According to Ernst & Young’s calculations, if immigration continues at the same rate as the past two years -190,000 net immigration a year – the economy will grow by about three per cent annually.

Without immigration this would fall to 2.2 per cent, knocking £10 billion off the growth in the economy.

The report said a large proportion of the most recent immigrants have been filling gaps at the bottom of the labour market. Mr Spencer said entire industries may have been saved by this.

“Most of these workers have gone into jobs that British people did not want to do,” he said. “By taking up dirty jobs, the new arrivals have allowed whole industries – like the Scottish fishing industry – to survive.”

Ministers will today announce plans to clamp down on visas for visitors.

The duration for tourist visas is to be cut from six to three months and families who sponsor visits by relatives may have to pay a “bond”.

Immigration ‘amnesty’ for 160,000

British troops ‘kill Danes in friendly fire’

Telegraph | Dec 18, 2007

By Emma Henry

British troops are believed to have killed two Danish soldiers in a “friendly fire” attack in Afghanistan, the Danish equivalent of the Ministry of Defence has said.

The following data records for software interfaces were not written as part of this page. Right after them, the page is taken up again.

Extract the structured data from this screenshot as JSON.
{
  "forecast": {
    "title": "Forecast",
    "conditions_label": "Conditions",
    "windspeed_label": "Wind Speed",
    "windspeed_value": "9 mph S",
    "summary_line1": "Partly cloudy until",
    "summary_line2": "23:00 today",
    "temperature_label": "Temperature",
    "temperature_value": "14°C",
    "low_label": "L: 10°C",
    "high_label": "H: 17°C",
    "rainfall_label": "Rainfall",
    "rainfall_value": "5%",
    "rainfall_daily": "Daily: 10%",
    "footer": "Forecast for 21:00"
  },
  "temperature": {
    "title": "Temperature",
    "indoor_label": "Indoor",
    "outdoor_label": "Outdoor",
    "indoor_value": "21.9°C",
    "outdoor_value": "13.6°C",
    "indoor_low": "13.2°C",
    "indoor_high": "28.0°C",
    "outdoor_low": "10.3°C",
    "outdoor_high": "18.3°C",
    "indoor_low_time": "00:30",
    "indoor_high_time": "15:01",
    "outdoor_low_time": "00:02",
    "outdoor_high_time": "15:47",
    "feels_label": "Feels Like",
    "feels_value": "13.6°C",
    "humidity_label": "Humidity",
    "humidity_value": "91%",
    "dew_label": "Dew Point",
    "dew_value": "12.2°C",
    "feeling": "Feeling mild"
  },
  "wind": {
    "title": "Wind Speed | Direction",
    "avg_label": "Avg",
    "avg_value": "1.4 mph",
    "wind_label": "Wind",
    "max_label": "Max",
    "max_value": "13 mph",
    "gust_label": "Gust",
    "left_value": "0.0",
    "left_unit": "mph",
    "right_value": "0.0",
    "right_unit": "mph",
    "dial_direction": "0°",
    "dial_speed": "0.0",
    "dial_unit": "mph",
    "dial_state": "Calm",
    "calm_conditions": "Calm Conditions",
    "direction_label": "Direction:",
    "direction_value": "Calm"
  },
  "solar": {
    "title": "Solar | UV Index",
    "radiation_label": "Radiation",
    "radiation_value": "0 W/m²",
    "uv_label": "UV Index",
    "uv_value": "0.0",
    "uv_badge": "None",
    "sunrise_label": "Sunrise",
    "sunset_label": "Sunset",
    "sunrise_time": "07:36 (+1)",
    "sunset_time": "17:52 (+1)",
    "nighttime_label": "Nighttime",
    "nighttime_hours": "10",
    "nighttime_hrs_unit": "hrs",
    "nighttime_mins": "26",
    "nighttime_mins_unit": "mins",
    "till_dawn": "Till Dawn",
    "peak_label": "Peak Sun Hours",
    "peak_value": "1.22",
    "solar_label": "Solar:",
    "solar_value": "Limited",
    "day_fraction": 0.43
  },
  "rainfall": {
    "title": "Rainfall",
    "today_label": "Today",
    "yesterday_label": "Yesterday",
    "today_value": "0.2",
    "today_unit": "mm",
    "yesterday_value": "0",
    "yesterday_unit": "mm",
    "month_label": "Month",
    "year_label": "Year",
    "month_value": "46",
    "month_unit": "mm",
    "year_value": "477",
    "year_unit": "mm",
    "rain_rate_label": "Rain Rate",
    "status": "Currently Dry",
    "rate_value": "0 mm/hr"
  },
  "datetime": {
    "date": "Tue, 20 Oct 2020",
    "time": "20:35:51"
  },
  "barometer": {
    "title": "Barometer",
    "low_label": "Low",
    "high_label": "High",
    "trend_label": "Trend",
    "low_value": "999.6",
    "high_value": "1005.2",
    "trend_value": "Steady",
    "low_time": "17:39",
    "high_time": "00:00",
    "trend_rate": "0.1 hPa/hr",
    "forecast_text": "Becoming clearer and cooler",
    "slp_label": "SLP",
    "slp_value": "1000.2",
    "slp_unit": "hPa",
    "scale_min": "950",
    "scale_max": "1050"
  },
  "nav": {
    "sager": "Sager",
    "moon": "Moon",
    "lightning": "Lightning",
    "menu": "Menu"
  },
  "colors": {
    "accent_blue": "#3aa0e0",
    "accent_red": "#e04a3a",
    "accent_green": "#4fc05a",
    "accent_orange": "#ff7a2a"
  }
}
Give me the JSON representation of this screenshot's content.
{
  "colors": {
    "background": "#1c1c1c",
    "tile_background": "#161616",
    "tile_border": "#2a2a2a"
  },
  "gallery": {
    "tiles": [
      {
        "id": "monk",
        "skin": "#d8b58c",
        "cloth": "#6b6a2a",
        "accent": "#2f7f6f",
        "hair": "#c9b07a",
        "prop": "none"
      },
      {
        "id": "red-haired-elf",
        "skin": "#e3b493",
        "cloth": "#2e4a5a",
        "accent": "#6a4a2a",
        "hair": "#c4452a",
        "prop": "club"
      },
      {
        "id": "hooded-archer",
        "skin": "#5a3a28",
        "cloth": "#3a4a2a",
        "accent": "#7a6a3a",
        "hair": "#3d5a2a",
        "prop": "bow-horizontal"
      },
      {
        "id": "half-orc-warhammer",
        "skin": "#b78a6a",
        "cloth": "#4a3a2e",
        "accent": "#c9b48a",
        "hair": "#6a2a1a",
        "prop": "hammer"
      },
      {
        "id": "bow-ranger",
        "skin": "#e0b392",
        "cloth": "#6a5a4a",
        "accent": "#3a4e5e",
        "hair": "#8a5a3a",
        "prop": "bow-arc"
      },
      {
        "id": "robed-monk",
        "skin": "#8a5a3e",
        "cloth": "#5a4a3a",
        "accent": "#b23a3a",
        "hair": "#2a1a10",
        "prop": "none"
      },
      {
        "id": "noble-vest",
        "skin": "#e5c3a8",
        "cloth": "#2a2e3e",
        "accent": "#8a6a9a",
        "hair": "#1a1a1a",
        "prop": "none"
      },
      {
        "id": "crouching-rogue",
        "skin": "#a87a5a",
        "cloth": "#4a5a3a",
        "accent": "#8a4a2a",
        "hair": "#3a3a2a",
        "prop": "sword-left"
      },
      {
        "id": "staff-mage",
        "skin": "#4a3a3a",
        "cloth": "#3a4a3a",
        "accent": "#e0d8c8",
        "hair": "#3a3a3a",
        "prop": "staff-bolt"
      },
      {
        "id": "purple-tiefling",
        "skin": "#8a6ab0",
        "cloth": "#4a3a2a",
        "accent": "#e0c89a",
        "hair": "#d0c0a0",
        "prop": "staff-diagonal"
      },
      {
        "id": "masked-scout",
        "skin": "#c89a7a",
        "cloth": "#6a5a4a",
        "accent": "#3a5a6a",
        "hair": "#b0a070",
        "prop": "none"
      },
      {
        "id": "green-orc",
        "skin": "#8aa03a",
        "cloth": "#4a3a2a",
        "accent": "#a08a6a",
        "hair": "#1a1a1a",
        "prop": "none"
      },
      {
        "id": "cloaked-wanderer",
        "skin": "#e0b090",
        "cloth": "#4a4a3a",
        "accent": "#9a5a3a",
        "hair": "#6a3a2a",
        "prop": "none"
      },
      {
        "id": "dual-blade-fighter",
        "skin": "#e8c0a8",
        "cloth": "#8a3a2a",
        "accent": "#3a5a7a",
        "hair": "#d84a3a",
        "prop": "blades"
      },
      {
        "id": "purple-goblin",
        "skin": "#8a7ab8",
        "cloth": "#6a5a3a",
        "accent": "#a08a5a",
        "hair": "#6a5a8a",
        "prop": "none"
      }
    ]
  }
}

Privates Mikkel Keil Sorensen and Thorbjorn Ole Reese were killed on Sept 26 in Helmand Province but the report into their deaths was only released today.

Both soldiers died of shrapnel wounds during strikes by British troops, who thought they were firing at the Taliban, according to the Danes.

Their report said that the soldiers were on duty in a compound to the north west of Helmand River on Sept 26 while British units were to the south east.

Accounts given by Danish troops said that an ongoing firefight between the Taliban and British positions broke out and at 9.28pm the Danish compound was hit, killing Private Ole Reese and wounding a non-commissioned officer.

The Danish troops presumed they had been hit by the Taliban and launched their own attack but an hour later, another strike hit their compound, killing Private Keil Sorenson.

At least three missiles identified “with 100 per cent certainty” to be the type used by British forces and not by the Taliban were later found in the compound,

Investigators had concluded there was a “high degree of probability” that fragments of missiles found during the post-mortems on the soldiers matched the same type of rocket.

Times given by British troops for when they fired missiles also matched the times of the strikes at the Danish compound.

The report concluded: “On the basis of the information available today, it is the opinion of the Judge Advocate General’s Corps that private Thorbjorn Ole Reese and private Mikkel Keil Sorensen were killed as a result of strikes by British soldiers which, by a tragic mistake, were directed towards the compound where the Danish soldiers were in position.”

The two soldiers were part of the International Security Assistance Force (ISAF) and had been on operations north of Gereshk, trying to combat the Taliban, when they were killed.

Brig Andrew Mackay, Commander Task Force Helmand, said in a statement: “I am, of course, concerned that we establish exactly what happened on September 26.

“As the Danish report makes clear, the circumstances surrounding this tragic incident will be thoroughly investigated by the British Army and until that process is complete, we will not be in a position to make further comment.”

Brig Mackay also expressed his “deepest sympathies” for the soldiers’ families, adding that their deaths would not sway the resolve of their fellow Danish troops still in Afghanistan.

He said: “I know that they will continue to show the same bravery and dedication to their duties as they continue to play a vital role alongside us in the defeat of the Taliban within Helmand.”